Published Thu, 17/05/2018 - 06:37

The Parliamentary Advisory Council for Transport Safety (PACTS) is calling on the UK Government to act on proposals published by the European Commission to improve vehicle safety.
David Davies, PACTS Executive Director, said “EU vehicle safety regulations have not been updated since 2009. This is an opportunity to ensure that modern safety features are fitted as standard, not as options. Over the years, the UK has been at the forefront of developing safer cars and higher standards in Europe. PACTS urges the Government to get behind the Commission’s proposals and ensure that they are adopted without delay.”
He added, “This is a free-lunch for the Government. These proposals will not require government spending. The cost to motorists and businesses will be small as many modern vehicles are already fitted with these safety features. It will be excellent value for money as road collisions and casualties have huge social costs – £36 billion in 2016 for the UK. Road deaths and serious injuries in Europe and in the UK have declined little since 2010. This could bring casualty numbers down substantially.”
The changes to regulations reflect technological advances in automated in-built vehicle safety systems, such as autonomous emergency braking that detects pedestrians and cyclists as well as other motor vehicles. Intelligent Speed Assistance would help motorists to keep to speed limits. Some measures expected to be included are simpler, such as improved seat-belt reminder systems for all seats.

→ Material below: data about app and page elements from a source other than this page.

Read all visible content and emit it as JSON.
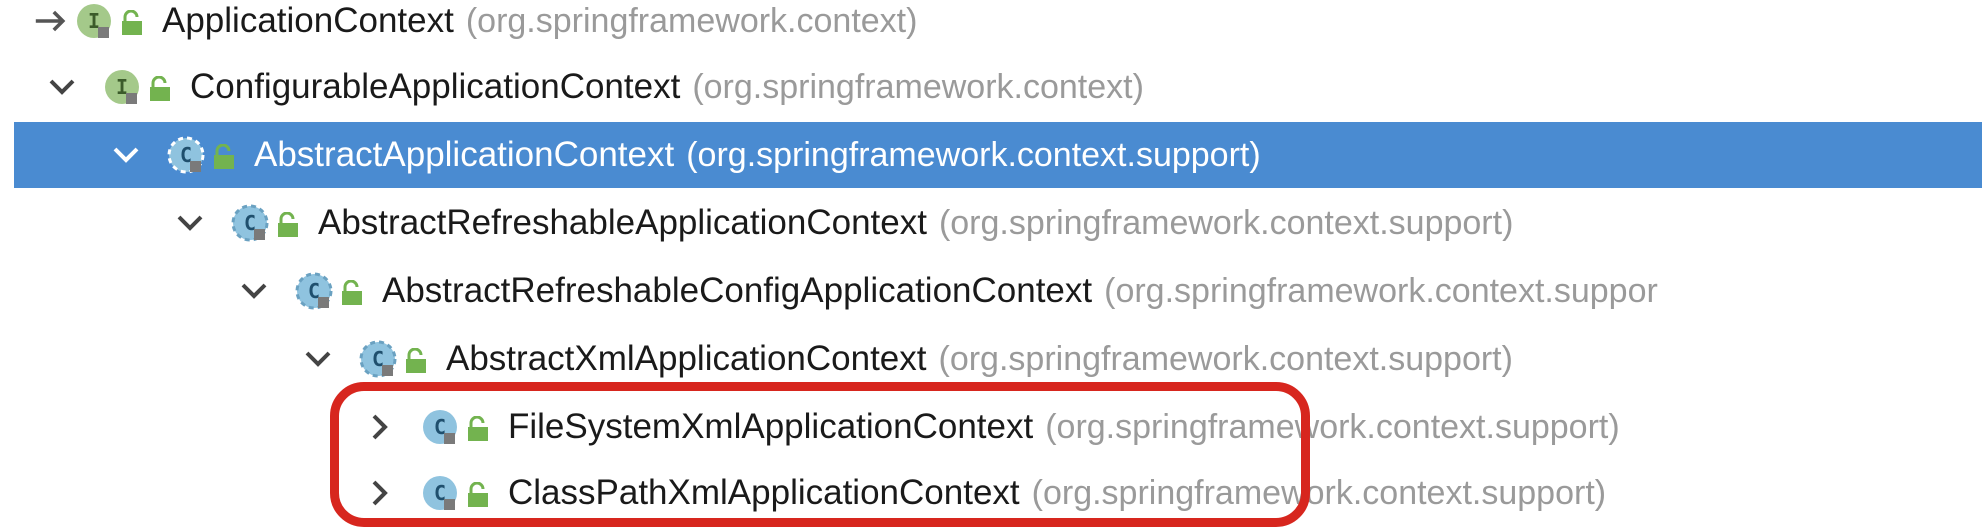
{
  "tree": {
    "items": [
      {
        "name": "ApplicationContext",
        "package": "(org.springframework.context)",
        "kind": "interface",
        "expand_icon": "arrow-right-icon",
        "selected": false
      },
      {
        "name": "ConfigurableApplicationContext",
        "package": "(org.springframework.context)",
        "kind": "interface",
        "expand_icon": "chevron-down-icon",
        "selected": false
      },
      {
        "name": "AbstractApplicationContext",
        "package": "(org.springframework.context.support)",
        "kind": "abstract-class",
        "expand_icon": "chevron-down-icon",
        "selected": true
      },
      {
        "name": "AbstractRefreshableApplicationContext",
        "package": "(org.springframework.context.support)",
        "kind": "abstract-class",
        "expand_icon": "chevron-down-icon",
        "selected": false
      },
      {
        "name": "AbstractRefreshableConfigApplicationContext",
        "package": "(org.springframework.context.suppor",
        "kind": "abstract-class",
        "expand_icon": "chevron-down-icon",
        "selected": false
      },
      {
        "name": "AbstractXmlApplicationContext",
        "package": "(org.springframework.context.support)",
        "kind": "abstract-class",
        "expand_icon": "chevron-down-icon",
        "selected": false
      },
      {
        "name": "FileSystemXmlApplicationContext",
        "package": "(org.springframework.context.support)",
        "kind": "class",
        "expand_icon": "chevron-right-icon",
        "selected": false
      },
      {
        "name": "ClassPathXmlApplicationContext",
        "package": "(org.springframework.context.support)",
        "kind": "class",
        "expand_icon": "chevron-right-icon",
        "selected": false
      }
    ]
  },
  "icons": {
    "interface_letter": "I",
    "class_letter": "C"
  },
  "colors": {
    "selection": "#4a8bd1",
    "highlight_border": "#d7261e",
    "interface_icon": "#a4c98a",
    "class_icon": "#8fc3df",
    "lock_icon": "#73b34f",
    "package_text": "#9a9a9a"
  }
}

There is also likely to be a requirement for “black boxes” which would record collision details.
The changes would be included in revisions to the EU General Safety Regulation and Pedestrian Safety Regulation, govern the minimum safety standards for all new vehicles sold in the EU.
The UK Government is strongly supporting the development of autonomous vehicle. Many of the safety features proposed by the EC will be also be integral to “driverless” vehicle technology.
Today’s proposals for new safety regulations form part of a larger set of updated EU transport policies known as the ‘Third Mobility Package’, including improved standards for road infrastructure safety and new targets to cut death as serious injury. According to the European Transport Safety Council, established by PACTS in 1993, these would be significant measures to improve road safety in the European Union.